This is a manuscript, and not a transcript of this message. The actual presentation of the message differed from the manuscript through the leading of the Holy Spirit. Therefore, it is possible, and even likely that there is material in this manuscript that was not included in the live presentation and that there was additional material in the live presentation that is not included in this manuscript.
We now live in what many are calling a “post truth” culture in which debate is framed largely by appeals to emotions and in which facts are largely ignored. We certainly see that in our political system where “feel good” proposals to give people all kinds of free stuff are advanced and people are told not to worry about the details of how those programs are going to work or how they will be paid for. But the problem is that we aren’t going to see an end to that any time soon, because those tactics largely work and the people who use them often get elected.

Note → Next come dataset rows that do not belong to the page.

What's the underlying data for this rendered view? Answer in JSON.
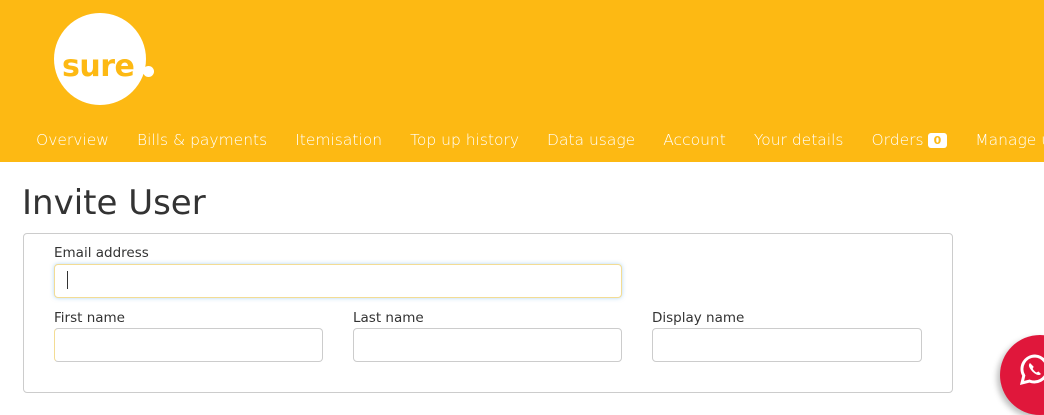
{
  "brand": {
    "logo_text": "sure",
    "color": "#fdb913"
  },
  "nav": {
    "items": [
      {
        "label": "Overview"
      },
      {
        "label": "Bills & payments"
      },
      {
        "label": "Itemisation"
      },
      {
        "label": "Top up history"
      },
      {
        "label": "Data usage"
      },
      {
        "label": "Account"
      },
      {
        "label": "Your details"
      },
      {
        "label": "Orders",
        "badge": "0"
      },
      {
        "label": "Manage users"
      }
    ]
  },
  "page": {
    "title": "Invite User"
  },
  "form": {
    "email_label": "Email address",
    "email_value": "",
    "first_name_label": "First name",
    "first_name_value": "",
    "last_name_label": "Last name",
    "last_name_value": "",
    "display_name_label": "Display name",
    "display_name_value": ""
  },
  "chat": {
    "icon": "whatsapp-icon",
    "color": "#e0173b"
  }
}
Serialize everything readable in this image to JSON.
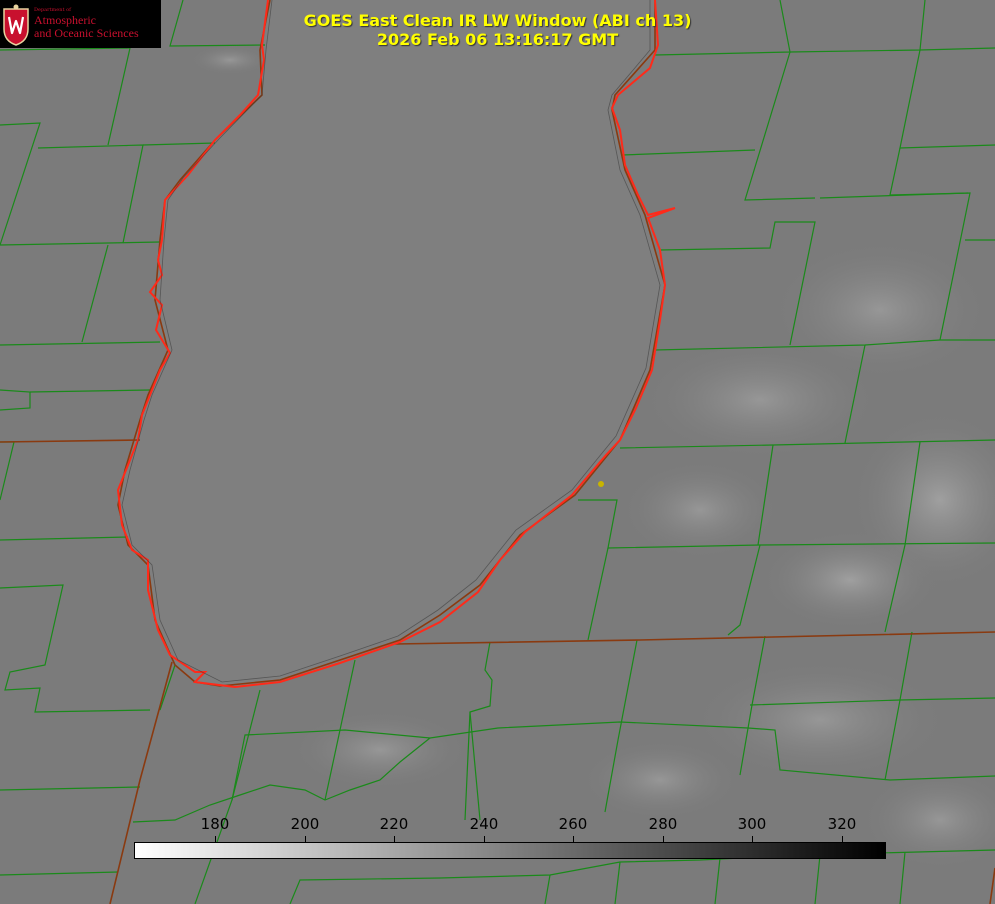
{
  "logo": {
    "department": "Department of",
    "line1": "Atmospheric",
    "line2": "and Oceanic Sciences",
    "color": "#c8102e"
  },
  "title": {
    "line1": "GOES East Clean IR LW Window (ABI ch 13)",
    "line2": "2026 Feb 06 13:16:17 GMT",
    "color": "#ffff00"
  },
  "map": {
    "background_color": "#7b7b7b",
    "county_border_color": "#1a8a1a",
    "state_border_color": "#8a3a10",
    "coastline_color": "#ff2a1a",
    "station_marker_color": "#c8b400"
  },
  "colorbar": {
    "min_color": "#ffffff",
    "max_color": "#000000",
    "ticks": [
      "180",
      "200",
      "220",
      "240",
      "260",
      "280",
      "300",
      "320"
    ]
  }
}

We see the same thing on social media where people share posts that make a point they want to make without ever taking the time to see if the information they are sharing is factually correct.

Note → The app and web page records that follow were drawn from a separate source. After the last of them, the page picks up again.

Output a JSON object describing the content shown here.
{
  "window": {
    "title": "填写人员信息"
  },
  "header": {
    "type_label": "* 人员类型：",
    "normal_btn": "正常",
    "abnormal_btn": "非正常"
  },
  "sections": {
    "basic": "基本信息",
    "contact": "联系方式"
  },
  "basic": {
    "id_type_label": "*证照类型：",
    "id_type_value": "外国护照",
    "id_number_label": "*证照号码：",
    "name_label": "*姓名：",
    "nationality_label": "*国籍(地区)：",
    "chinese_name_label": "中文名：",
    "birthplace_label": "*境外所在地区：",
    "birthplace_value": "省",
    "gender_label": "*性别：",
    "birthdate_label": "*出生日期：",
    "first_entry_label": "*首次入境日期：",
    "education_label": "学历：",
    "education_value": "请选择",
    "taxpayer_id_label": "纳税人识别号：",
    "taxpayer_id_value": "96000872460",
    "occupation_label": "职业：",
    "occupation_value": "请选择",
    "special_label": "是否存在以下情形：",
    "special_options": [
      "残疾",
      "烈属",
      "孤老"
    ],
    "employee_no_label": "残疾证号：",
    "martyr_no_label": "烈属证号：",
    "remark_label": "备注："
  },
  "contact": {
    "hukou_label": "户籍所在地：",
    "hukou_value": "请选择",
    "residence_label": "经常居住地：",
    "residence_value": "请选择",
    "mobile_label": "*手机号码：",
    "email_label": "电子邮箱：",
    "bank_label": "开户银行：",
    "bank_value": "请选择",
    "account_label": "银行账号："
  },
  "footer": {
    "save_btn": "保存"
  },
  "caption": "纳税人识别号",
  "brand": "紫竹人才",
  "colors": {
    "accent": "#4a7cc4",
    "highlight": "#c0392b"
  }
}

And unfortunately, that same “post truth” culture even impacts the way that those who call themselves Christians live their lives. According to a recent Barna Group study, 57% of Americans believe that knowing what is right or wrong is a matter of personal experience and, as one would expect, the numbers are much higher among younger generations. But even more disturbing is the fact that 41% of practicing Christians agree that truth is a matter of personal experience rather than absolute truth. So it’s not surprising that 91% of all Americans and 76% of practicing Christians agree that “the best way to find yourself is by looking within yourself.”
For nine weeks now we’ve been taking a look at some conversations that Jesus had with mostly ordinary people just like us. And each week, we’ve developed a “gospel takeaway” from those conversations. And if some of the statistics I’ve just cited are true, and I have no reason to think they are not, then it’s likely that some of you here this morning view those gospel takeaways kind of like items on a menu that you are free to either accept or reject based on your own personal tastes. But in this last message of this series, we’re going to see that is not the case at all. There is only one truth and our gospel takeaways from the last 8 weeks are merely aspects of that truth. So you must either choose to embrace that truth as a whole or you are actually rejecting the truth. And as we’ll see this morning, your eternal destiny rests on what you do with the truth.

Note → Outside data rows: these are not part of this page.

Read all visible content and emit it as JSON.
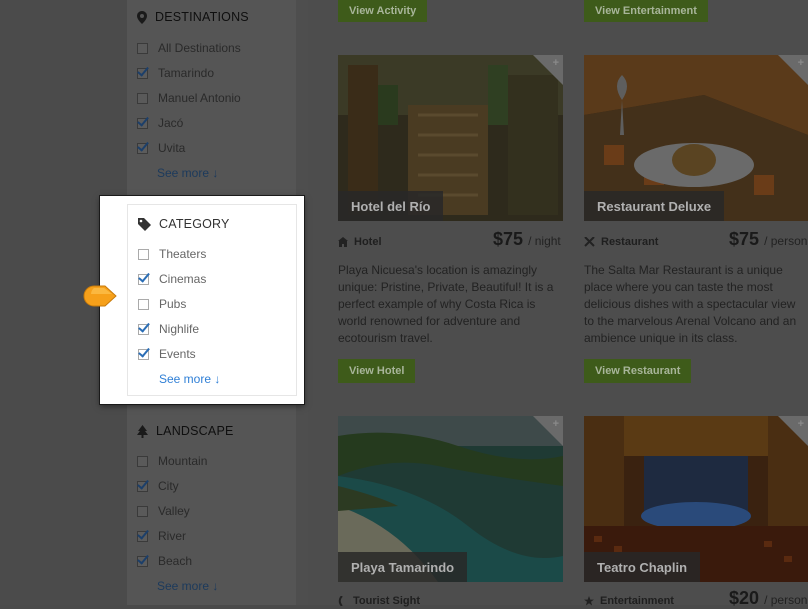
{
  "sidebar": {
    "destinations": {
      "title": "DESTINATIONS",
      "items": [
        {
          "label": "All Destinations",
          "checked": false
        },
        {
          "label": "Tamarindo",
          "checked": true
        },
        {
          "label": "Manuel Antonio",
          "checked": false
        },
        {
          "label": "Jacó",
          "checked": true
        },
        {
          "label": "Uvita",
          "checked": true
        }
      ],
      "see_more": "See more ↓"
    },
    "category": {
      "title": "CATEGORY",
      "items": [
        {
          "label": "Theaters",
          "checked": false
        },
        {
          "label": "Cinemas",
          "checked": true
        },
        {
          "label": "Pubs",
          "checked": false
        },
        {
          "label": "Nighlife",
          "checked": true
        },
        {
          "label": "Events",
          "checked": true
        }
      ],
      "see_more": "See more ↓"
    },
    "landscape": {
      "title": "LANDSCAPE",
      "items": [
        {
          "label": "Mountain",
          "checked": false
        },
        {
          "label": "City",
          "checked": true
        },
        {
          "label": "Valley",
          "checked": false
        },
        {
          "label": "River",
          "checked": true
        },
        {
          "label": "Beach",
          "checked": true
        }
      ],
      "see_more": "See more ↓"
    }
  },
  "top_buttons": {
    "left": "View Activity",
    "right": "View Entertainment"
  },
  "cards": [
    {
      "title": "Hotel del Río",
      "type": "Hotel",
      "price": "$75",
      "unit": "/ night",
      "description": "Playa Nicuesa's location is amazingly unique: Pristine, Private, Beautiful! It is a perfect example of why Costa Rica is world renowned for adventure and ecotourism travel.",
      "button": "View Hotel"
    },
    {
      "title": "Restaurant Deluxe",
      "type": "Restaurant",
      "price": "$75",
      "unit": "/ person",
      "description": "The Salta Mar Restaurant is a unique place where you can taste the most delicious dishes with a spectacular view to the marvelous Arenal Volcano and an ambience unique in its class.",
      "button": "View Restaurant"
    },
    {
      "title": "Playa Tamarindo",
      "type": "Tourist Sight"
    },
    {
      "title": "Teatro Chaplin",
      "type": "Entertainment",
      "price": "$20",
      "unit": "/ person"
    }
  ],
  "colors": {
    "accent_green": "#6aa32c",
    "link_blue": "#2f7fd6",
    "pointer_orange": "#f6a01a"
  }
}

Today’s passage is longer than most we’ve looked at in this series, but it’s really important that we read it all at one time because while some of the details in this conversation are important, it is the story as a whole that is most valuable to us.
[Read John 18:28-19:16]
In addition to Pilate and Jesus, there are also some other important characters in the account that I just want to mention briefly:
• First, there are the Jewish religious leaders who accompany Jesus to Pilate’s headquarters. They refuse to enter because they believe that would make them unclean and therefore they would be unable to eat the Passover meal later that day. What is so hypocritical about that is that these same men have no problem at all bringing false charges against an innocent man in order to protect their own power. They are so blinded spiritually that they don’t even consider that is a lot more defiling than entering the home of a Gentile.
• The second character is a robber named Barabbas, a man whose name means “son of the father”. What is interesting about Barabbas is that he actually represents all of us in three significant ways:
1) He was guilty and deserved to die.
2) He did nothing to earn his pardon
3) Jesus died in his place
• Third were the soldiers who mocked and flogged Jesus.
We’re going to see that, just like Pilate, all three of these people or groups of people reject the truth.
That brings us to Pilate. To me, the gospel accounts make him out to be a sympathetic character who is thrown into a situation he really wants nothing to do with. While that is probably true to an extent, historical records paint a different story.
Pilate was a native of Seville, Spain and after serving in the Roman army, he returned to Rome where he married the granddaughter of the Emperor Augustus. That proved to be a shrewd political move that earned his appointment as procurator of Judea, a post he held to a little over a decade. During that time, he was anti-Semitic to the core a fact that was confirmed by three major confrontations he had with the Jews during his reign.